__WHAT TO WORK ON__
Please retype the data below in full.

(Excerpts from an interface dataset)
--------------------------------------------------

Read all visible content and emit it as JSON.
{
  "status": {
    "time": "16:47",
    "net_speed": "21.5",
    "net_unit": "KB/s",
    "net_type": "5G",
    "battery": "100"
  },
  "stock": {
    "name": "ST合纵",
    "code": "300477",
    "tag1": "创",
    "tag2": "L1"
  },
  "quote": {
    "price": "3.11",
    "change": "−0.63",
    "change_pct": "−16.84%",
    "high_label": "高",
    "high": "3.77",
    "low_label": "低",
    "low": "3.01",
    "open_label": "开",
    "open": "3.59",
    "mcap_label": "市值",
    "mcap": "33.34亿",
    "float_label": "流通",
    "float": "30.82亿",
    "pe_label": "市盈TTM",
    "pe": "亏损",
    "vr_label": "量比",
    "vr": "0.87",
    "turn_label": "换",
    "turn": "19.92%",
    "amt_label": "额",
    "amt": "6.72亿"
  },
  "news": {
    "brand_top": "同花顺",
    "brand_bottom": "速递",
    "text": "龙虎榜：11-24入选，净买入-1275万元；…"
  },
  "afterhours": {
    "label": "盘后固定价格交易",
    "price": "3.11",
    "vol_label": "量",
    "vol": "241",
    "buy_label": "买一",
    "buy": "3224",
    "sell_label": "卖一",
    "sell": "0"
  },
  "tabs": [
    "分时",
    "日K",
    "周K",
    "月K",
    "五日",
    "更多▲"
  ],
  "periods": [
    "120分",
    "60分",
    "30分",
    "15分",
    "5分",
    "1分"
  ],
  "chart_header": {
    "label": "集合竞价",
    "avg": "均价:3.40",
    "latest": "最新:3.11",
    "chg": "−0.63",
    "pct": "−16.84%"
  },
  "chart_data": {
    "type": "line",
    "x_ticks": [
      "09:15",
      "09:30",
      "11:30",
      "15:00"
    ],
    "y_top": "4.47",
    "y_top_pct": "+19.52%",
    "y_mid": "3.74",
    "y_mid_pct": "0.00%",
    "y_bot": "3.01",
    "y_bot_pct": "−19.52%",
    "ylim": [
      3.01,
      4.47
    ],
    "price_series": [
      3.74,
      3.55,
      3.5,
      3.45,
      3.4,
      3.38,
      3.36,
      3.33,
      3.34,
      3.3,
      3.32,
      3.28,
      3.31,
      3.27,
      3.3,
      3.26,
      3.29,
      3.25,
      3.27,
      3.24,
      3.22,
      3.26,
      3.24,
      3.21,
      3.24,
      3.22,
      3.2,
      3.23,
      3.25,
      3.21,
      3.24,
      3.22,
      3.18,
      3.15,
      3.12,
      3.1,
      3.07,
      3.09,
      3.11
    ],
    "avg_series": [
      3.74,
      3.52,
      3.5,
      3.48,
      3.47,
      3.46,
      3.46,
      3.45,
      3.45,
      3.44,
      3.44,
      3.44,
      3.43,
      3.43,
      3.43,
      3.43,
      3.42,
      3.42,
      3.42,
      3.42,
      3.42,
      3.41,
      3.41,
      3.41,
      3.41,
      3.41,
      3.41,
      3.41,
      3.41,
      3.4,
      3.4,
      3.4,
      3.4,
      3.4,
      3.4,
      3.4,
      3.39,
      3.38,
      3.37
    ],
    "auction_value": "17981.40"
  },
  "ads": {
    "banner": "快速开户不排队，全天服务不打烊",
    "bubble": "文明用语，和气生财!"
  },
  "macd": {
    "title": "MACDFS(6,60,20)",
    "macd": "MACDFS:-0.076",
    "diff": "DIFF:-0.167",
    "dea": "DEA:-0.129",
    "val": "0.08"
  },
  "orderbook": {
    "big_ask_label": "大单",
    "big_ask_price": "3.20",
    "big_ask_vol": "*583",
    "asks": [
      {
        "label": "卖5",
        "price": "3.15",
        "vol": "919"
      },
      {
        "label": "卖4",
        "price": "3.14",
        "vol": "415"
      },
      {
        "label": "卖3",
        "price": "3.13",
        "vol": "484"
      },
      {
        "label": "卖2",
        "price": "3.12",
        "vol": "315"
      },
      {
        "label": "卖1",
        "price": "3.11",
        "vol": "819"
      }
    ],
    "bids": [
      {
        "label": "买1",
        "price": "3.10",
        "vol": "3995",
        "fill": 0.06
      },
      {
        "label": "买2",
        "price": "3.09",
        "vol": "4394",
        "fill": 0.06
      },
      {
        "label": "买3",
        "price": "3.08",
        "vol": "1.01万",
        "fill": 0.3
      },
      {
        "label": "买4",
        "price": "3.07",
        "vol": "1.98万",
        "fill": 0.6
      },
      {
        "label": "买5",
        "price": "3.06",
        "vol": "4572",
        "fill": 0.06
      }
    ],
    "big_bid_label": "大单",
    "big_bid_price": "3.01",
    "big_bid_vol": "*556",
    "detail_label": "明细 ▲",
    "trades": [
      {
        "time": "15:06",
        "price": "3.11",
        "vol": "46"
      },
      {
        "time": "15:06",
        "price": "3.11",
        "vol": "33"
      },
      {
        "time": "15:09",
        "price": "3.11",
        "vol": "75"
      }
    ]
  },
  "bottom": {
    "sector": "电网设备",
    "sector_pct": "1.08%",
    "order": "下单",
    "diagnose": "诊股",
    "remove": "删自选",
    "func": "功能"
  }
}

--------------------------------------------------

__WRITTEN SOLUTION__
Read all visible content and emit it as JSON.
{
  "status": {
    "time": "16:47",
    "net_speed": "21.5",
    "net_unit": "KB/s",
    "net_type": "5G",
    "battery": "100"
  },
  "stock": {
    "name": "ST合纵",
    "code": "300477",
    "tag1": "创",
    "tag2": "L1"
  },
  "quote": {
    "price": "3.11",
    "change": "−0.63",
    "change_pct": "−16.84%",
    "high_label": "高",
    "high": "3.77",
    "low_label": "低",
    "low": "3.01",
    "open_label": "开",
    "open": "3.59",
    "mcap_label": "市值",
    "mcap": "33.34亿",
    "float_label": "流通",
    "float": "30.82亿",
    "pe_label": "市盈TTM",
    "pe": "亏损",
    "vr_label": "量比",
    "vr": "0.87",
    "turn_label": "换",
    "turn": "19.92%",
    "amt_label": "额",
    "amt": "6.72亿"
  },
  "news": {
    "brand_top": "同花顺",
    "brand_bottom": "速递",
    "text": "龙虎榜：11-24入选，净买入-1275万元；…"
  },
  "afterhours": {
    "label": "盘后固定价格交易",
    "price": "3.11",
    "vol_label": "量",
    "vol": "241",
    "buy_label": "买一",
    "buy": "3224",
    "sell_label": "卖一",
    "sell": "0"
  },
  "tabs": [
    "分时",
    "日K",
    "周K",
    "月K",
    "五日",
    "更多▲"
  ],
  "periods": [
    "120分",
    "60分",
    "30分",
    "15分",
    "5分",
    "1分"
  ],
  "chart_header": {
    "label": "集合竞价",
    "avg": "均价:3.40",
    "latest": "最新:3.11",
    "chg": "−0.63",
    "pct": "−16.84%"
  },
  "chart_data": {
    "type": "line",
    "x_ticks": [
      "09:15",
      "09:30",
      "11:30",
      "15:00"
    ],
    "y_top": "4.47",
    "y_top_pct": "+19.52%",
    "y_mid": "3.74",
    "y_mid_pct": "0.00%",
    "y_bot": "3.01",
    "y_bot_pct": "−19.52%",
    "ylim": [
      3.01,
      4.47
    ],
    "price_series": [
      3.74,
      3.55,
      3.5,
      3.45,
      3.4,
      3.38,
      3.36,
      3.33,
      3.34,
      3.3,
      3.32,
      3.28,
      3.31,
      3.27,
      3.3,
      3.26,
      3.29,
      3.25,
      3.27,
      3.24,
      3.22,
      3.26,
      3.24,
      3.21,
      3.24,
      3.22,
      3.2,
      3.23,
      3.25,
      3.21,
      3.24,
      3.22,
      3.18,
      3.15,
      3.12,
      3.1,
      3.07,
      3.09,
      3.11
    ],
    "avg_series": [
      3.74,
      3.52,
      3.5,
      3.48,
      3.47,
      3.46,
      3.46,
      3.45,
      3.45,
      3.44,
      3.44,
      3.44,
      3.43,
      3.43,
      3.43,
      3.43,
      3.42,
      3.42,
      3.42,
      3.42,
      3.42,
      3.41,
      3.41,
      3.41,
      3.41,
      3.41,
      3.41,
      3.41,
      3.41,
      3.4,
      3.4,
      3.4,
      3.4,
      3.4,
      3.4,
      3.4,
      3.39,
      3.38,
      3.37
    ],
    "auction_value": "17981.40"
  },
  "ads": {
    "banner": "快速开户不排队，全天服务不打烊",
    "bubble": "文明用语，和气生财!"
  },
  "macd": {
    "title": "MACDFS(6,60,20)",
    "macd": "MACDFS:-0.076",
    "diff": "DIFF:-0.167",
    "dea": "DEA:-0.129",
    "val": "0.08"
  },
  "orderbook": {
    "big_ask_label": "大单",
    "big_ask_price": "3.20",
    "big_ask_vol": "*583",
    "asks": [
      {
        "label": "卖5",
        "price": "3.15",
        "vol": "919"
      },
      {
        "label": "卖4",
        "price": "3.14",
        "vol": "415"
      },
      {
        "label": "卖3",
        "price": "3.13",
        "vol": "484"
      },
      {
        "label": "卖2",
        "price": "3.12",
        "vol": "315"
      },
      {
        "label": "卖1",
        "price": "3.11",
        "vol": "819"
      }
    ],
    "bids": [
      {
        "label": "买1",
        "price": "3.10",
        "vol": "3995",
        "fill": 0.06
      },
      {
        "label": "买2",
        "price": "3.09",
        "vol": "4394",
        "fill": 0.06
      },
      {
        "label": "买3",
        "price": "3.08",
        "vol": "1.01万",
        "fill": 0.3
      },
      {
        "label": "买4",
        "price": "3.07",
        "vol": "1.98万",
        "fill": 0.6
      },
      {
        "label": "买5",
        "price": "3.06",
        "vol": "4572",
        "fill": 0.06
      }
    ],
    "big_bid_label": "大单",
    "big_bid_price": "3.01",
    "big_bid_vol": "*556",
    "detail_label": "明细 ▲",
    "trades": [
      {
        "time": "15:06",
        "price": "3.11",
        "vol": "46"
      },
      {
        "time": "15:06",
        "price": "3.11",
        "vol": "33"
      },
      {
        "time": "15:09",
        "price": "3.11",
        "vol": "75"
      }
    ]
  },
  "bottom": {
    "sector": "电网设备",
    "sector_pct": "1.08%",
    "order": "下单",
    "diagnose": "诊股",
    "remove": "删自选",
    "func": "功能"
  }
}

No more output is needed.